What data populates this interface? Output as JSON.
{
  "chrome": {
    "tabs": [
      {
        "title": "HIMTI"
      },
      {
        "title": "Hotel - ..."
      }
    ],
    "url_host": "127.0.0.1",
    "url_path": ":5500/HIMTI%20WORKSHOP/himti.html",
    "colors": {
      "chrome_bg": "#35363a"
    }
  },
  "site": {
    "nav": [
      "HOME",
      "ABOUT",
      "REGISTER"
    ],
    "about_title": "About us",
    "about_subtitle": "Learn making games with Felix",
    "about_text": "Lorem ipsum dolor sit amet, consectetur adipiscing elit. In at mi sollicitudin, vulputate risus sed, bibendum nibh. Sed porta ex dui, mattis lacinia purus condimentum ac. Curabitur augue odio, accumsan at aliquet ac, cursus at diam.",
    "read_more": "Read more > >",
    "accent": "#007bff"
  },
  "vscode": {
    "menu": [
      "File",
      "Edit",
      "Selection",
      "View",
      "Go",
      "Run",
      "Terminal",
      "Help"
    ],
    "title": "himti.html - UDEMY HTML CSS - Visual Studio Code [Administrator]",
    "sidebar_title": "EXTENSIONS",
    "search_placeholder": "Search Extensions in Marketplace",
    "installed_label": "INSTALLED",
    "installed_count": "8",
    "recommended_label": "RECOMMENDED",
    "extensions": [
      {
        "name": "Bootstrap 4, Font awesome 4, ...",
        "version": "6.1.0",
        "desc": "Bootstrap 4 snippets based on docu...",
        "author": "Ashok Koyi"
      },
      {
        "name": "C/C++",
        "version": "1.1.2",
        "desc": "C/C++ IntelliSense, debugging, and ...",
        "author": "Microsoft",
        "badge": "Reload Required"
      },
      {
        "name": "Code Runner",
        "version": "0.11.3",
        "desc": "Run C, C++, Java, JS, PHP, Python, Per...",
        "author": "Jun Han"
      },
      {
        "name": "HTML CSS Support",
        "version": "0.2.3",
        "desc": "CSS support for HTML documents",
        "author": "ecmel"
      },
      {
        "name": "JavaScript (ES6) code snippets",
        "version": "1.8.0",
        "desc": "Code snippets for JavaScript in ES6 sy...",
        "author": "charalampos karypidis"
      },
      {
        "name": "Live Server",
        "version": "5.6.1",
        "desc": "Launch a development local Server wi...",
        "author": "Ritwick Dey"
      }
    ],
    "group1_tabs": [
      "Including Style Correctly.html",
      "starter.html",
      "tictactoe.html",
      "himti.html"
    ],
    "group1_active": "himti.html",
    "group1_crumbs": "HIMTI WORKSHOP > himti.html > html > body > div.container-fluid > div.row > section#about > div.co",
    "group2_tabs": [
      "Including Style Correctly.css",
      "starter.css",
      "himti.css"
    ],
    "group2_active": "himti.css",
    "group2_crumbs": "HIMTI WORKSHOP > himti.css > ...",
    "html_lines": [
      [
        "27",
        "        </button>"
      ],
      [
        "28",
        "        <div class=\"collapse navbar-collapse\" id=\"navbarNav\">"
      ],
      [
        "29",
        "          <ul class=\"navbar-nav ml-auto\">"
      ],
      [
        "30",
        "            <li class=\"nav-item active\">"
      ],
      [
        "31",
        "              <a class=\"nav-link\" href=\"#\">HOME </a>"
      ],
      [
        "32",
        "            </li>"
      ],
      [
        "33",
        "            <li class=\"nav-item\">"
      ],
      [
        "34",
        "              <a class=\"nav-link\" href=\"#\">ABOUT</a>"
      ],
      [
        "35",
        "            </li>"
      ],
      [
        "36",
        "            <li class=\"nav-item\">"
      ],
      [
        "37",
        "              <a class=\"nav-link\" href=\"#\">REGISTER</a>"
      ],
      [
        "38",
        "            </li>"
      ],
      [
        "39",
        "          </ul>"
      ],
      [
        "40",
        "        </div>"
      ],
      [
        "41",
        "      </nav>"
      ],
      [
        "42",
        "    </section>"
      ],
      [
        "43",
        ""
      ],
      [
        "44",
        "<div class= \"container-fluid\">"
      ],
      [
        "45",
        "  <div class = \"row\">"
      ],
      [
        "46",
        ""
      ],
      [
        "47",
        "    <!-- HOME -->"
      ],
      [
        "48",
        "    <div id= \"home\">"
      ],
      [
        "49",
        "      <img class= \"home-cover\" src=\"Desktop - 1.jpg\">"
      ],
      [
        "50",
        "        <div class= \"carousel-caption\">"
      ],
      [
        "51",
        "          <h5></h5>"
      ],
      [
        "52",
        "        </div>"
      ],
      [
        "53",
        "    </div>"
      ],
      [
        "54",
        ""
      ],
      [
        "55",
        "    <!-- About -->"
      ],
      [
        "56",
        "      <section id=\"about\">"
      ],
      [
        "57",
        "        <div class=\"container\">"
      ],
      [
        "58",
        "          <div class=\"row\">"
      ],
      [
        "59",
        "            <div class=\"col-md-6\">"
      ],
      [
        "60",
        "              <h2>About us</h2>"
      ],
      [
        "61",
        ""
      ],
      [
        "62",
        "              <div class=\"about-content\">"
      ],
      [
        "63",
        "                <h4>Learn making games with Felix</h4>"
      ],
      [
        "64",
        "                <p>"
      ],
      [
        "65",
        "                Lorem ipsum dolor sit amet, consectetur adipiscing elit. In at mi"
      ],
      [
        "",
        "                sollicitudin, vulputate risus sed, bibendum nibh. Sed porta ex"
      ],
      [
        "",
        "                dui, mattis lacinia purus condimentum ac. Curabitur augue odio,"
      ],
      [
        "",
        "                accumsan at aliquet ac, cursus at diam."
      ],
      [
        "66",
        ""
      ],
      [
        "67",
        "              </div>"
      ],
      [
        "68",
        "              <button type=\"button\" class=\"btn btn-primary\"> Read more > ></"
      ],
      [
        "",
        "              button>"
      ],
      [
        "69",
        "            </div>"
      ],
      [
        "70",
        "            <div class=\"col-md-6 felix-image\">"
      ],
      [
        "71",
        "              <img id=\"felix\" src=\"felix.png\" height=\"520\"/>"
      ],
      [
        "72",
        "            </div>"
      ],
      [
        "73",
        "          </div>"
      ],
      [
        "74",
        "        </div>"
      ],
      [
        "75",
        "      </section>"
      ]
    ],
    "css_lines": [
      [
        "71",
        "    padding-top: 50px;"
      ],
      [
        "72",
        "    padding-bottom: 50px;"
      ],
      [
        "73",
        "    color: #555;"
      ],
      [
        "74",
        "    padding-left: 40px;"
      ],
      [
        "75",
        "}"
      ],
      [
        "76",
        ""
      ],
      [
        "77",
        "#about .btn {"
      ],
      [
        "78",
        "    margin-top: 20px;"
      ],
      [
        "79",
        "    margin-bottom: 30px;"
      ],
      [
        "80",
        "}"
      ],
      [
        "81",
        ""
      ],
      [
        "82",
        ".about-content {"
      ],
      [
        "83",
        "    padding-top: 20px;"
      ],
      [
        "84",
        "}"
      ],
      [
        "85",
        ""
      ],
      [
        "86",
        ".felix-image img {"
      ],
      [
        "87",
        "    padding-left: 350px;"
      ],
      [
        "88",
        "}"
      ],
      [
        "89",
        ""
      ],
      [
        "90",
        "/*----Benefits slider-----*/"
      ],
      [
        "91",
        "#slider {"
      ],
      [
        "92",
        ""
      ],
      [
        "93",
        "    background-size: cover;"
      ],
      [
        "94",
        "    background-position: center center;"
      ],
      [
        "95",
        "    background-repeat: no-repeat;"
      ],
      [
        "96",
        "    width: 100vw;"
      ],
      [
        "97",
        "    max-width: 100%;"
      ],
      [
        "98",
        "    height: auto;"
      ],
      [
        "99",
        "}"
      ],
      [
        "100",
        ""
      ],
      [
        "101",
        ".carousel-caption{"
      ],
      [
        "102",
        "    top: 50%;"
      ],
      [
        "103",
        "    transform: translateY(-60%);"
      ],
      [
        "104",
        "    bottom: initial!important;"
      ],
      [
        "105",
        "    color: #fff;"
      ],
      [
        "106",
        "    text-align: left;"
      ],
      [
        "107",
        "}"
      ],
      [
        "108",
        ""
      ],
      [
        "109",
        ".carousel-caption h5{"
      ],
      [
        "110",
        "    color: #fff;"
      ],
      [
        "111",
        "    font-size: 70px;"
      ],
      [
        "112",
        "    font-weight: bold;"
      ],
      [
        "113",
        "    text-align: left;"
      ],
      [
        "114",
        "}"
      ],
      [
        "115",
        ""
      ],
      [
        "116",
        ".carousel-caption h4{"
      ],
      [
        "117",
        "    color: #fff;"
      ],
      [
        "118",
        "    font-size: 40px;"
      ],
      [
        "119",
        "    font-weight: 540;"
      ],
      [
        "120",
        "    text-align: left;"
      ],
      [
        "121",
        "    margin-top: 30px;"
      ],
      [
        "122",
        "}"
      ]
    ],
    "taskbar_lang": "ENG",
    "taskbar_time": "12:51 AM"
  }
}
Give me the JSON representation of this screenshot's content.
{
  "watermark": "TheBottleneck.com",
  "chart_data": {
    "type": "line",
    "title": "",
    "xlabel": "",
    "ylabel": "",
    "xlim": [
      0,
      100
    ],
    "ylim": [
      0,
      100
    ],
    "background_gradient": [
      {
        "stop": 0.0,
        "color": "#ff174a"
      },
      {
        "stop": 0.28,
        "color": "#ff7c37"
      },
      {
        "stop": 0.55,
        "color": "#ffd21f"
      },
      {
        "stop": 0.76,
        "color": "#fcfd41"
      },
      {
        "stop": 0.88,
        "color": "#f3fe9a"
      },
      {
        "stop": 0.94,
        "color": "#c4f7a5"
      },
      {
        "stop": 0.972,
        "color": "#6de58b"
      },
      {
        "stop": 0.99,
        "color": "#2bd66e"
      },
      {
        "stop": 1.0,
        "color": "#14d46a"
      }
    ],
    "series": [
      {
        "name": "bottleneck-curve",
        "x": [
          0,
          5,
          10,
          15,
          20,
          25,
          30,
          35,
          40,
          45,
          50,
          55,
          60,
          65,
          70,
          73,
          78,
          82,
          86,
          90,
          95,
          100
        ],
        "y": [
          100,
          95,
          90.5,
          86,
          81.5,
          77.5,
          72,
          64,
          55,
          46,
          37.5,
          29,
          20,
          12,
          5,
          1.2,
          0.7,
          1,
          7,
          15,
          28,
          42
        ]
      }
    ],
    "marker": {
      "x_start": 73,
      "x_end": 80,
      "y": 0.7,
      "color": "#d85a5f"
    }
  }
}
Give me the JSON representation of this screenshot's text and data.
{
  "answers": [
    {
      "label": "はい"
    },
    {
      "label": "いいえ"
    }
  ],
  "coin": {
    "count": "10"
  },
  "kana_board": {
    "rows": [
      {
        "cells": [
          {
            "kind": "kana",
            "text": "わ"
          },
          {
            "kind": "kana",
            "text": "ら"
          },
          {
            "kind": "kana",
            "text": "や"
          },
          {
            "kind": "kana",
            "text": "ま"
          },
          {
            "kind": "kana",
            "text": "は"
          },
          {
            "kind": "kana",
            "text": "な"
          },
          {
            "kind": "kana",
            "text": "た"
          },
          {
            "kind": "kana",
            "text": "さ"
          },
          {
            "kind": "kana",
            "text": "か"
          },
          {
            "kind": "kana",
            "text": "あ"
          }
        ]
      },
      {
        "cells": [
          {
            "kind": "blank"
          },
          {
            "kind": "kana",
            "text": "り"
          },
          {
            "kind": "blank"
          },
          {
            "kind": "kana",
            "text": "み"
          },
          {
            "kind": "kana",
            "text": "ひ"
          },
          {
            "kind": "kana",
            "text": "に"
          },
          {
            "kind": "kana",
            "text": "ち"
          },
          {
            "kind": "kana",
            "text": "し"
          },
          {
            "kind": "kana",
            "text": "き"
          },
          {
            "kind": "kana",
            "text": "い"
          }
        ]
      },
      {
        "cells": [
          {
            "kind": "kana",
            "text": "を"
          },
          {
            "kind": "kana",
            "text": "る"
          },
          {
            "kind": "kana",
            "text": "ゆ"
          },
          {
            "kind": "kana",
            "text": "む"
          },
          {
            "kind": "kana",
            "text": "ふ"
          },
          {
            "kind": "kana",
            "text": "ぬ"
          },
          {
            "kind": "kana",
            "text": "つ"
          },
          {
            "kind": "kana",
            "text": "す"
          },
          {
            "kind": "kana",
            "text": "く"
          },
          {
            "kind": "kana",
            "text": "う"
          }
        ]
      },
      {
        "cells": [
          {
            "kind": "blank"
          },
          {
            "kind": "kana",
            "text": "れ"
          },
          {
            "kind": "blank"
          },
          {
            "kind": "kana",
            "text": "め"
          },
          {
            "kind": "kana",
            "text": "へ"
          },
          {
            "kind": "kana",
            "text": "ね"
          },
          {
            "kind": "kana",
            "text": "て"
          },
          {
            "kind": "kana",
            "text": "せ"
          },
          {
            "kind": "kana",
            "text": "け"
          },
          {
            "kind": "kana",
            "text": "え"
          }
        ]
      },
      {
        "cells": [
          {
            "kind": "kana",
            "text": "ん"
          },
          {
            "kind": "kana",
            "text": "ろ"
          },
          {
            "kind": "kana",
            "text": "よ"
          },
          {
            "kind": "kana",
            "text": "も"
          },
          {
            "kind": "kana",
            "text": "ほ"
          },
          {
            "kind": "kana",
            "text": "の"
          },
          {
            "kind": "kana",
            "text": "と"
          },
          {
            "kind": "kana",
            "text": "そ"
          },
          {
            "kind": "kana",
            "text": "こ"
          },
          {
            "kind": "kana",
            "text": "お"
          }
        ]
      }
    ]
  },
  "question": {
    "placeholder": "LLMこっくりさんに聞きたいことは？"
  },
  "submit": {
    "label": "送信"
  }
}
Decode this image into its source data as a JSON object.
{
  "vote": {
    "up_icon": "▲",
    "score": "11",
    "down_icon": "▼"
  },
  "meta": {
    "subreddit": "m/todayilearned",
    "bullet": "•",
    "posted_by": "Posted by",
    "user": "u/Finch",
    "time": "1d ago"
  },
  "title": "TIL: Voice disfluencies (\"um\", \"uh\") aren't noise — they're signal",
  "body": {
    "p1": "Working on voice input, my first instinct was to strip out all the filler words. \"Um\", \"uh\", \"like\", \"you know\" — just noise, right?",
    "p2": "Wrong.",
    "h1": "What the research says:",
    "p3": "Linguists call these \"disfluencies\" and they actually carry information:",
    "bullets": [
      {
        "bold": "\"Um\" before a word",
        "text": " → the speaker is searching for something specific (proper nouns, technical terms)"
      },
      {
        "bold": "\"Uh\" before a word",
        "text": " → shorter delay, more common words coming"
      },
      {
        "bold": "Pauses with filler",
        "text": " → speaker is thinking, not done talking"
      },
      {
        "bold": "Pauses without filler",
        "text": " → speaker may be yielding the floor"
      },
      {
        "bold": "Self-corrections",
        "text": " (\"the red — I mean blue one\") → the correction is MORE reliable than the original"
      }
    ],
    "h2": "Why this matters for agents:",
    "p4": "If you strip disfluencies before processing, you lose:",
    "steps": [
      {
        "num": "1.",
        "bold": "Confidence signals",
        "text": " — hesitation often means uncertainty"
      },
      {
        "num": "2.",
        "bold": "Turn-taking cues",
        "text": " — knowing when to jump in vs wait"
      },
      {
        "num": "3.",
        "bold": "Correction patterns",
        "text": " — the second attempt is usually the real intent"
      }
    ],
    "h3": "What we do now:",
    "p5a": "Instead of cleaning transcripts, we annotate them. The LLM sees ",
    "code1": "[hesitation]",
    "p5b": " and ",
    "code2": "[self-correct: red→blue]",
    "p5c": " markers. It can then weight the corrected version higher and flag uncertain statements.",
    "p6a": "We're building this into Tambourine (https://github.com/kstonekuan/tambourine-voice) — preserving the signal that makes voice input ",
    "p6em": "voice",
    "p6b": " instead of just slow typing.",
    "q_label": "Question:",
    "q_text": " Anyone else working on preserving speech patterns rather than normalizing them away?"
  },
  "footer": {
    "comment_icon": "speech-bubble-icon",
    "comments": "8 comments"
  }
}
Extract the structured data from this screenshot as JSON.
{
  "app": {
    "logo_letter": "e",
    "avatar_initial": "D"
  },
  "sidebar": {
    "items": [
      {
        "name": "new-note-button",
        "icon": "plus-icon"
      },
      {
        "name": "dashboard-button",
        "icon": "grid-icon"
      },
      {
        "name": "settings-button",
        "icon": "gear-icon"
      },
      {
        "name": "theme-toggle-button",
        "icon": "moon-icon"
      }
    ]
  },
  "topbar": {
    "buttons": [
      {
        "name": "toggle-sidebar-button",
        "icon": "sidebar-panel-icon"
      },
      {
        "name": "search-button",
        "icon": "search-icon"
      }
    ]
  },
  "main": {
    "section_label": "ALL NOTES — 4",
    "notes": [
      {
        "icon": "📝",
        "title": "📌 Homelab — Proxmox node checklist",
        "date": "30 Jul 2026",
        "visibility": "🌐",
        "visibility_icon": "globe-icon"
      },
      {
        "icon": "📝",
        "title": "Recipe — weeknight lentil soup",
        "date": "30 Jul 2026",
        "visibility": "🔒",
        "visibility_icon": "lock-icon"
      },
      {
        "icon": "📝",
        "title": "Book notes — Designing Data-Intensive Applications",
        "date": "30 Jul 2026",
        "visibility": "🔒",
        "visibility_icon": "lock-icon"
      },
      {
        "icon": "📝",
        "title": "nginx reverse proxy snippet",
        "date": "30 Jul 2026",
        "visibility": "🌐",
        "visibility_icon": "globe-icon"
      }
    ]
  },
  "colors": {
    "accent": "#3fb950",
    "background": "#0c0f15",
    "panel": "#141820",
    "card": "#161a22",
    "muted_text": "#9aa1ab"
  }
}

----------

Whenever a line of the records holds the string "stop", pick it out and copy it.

# RESULT:
        "stop": 0.0,
        "stop": 0.28,
        "stop": 0.55,
        "stop": 0.76,
        "stop": 0.88,
        "stop": 0.94,
        "stop": 0.972,
        "stop": 0.99,
        "stop": 1.0,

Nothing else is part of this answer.